## The problem
Working from the records beneath this line, reproduce each one exactly.

## Supplied entries
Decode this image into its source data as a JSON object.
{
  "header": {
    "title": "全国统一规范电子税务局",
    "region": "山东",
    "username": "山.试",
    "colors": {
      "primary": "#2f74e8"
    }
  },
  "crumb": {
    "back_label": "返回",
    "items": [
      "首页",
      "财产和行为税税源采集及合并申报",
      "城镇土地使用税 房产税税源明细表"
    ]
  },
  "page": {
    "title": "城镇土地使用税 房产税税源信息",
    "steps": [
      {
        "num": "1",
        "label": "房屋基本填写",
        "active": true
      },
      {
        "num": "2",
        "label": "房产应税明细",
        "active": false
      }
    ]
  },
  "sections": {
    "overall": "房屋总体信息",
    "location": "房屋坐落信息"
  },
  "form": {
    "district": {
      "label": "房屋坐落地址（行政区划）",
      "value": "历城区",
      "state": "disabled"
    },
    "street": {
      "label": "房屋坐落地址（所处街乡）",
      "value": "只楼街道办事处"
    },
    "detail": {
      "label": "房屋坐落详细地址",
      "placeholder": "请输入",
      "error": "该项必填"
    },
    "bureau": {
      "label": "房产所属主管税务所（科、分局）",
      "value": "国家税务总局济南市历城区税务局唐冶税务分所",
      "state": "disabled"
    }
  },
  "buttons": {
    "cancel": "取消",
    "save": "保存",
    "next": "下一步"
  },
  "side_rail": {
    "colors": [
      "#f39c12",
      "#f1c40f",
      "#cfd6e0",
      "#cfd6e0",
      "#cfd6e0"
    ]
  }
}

## Solution to this task
Decode this image into its source data as a JSON object.
{
  "header": {
    "title": "全国统一规范电子税务局",
    "region": "山东",
    "username": "山.试",
    "colors": {
      "primary": "#2f74e8"
    }
  },
  "crumb": {
    "back_label": "返回",
    "items": [
      "首页",
      "财产和行为税税源采集及合并申报",
      "城镇土地使用税 房产税税源明细表"
    ]
  },
  "page": {
    "title": "城镇土地使用税 房产税税源信息",
    "steps": [
      {
        "num": "1",
        "label": "房屋基本填写",
        "active": true
      },
      {
        "num": "2",
        "label": "房产应税明细",
        "active": false
      }
    ]
  },
  "sections": {
    "overall": "房屋总体信息",
    "location": "房屋坐落信息"
  },
  "form": {
    "district": {
      "label": "房屋坐落地址（行政区划）",
      "value": "历城区",
      "state": "disabled"
    },
    "street": {
      "label": "房屋坐落地址（所处街乡）",
      "value": "只楼街道办事处"
    },
    "detail": {
      "label": "房屋坐落详细地址",
      "placeholder": "请输入",
      "error": "该项必填"
    },
    "bureau": {
      "label": "房产所属主管税务所（科、分局）",
      "value": "国家税务总局济南市历城区税务局唐冶税务分所",
      "state": "disabled"
    }
  },
  "buttons": {
    "cancel": "取消",
    "save": "保存",
    "next": "下一步"
  },
  "side_rail": {
    "colors": [
      "#f39c12",
      "#f1c40f",
      "#cfd6e0",
      "#cfd6e0",
      "#cfd6e0"
    ]
  }
}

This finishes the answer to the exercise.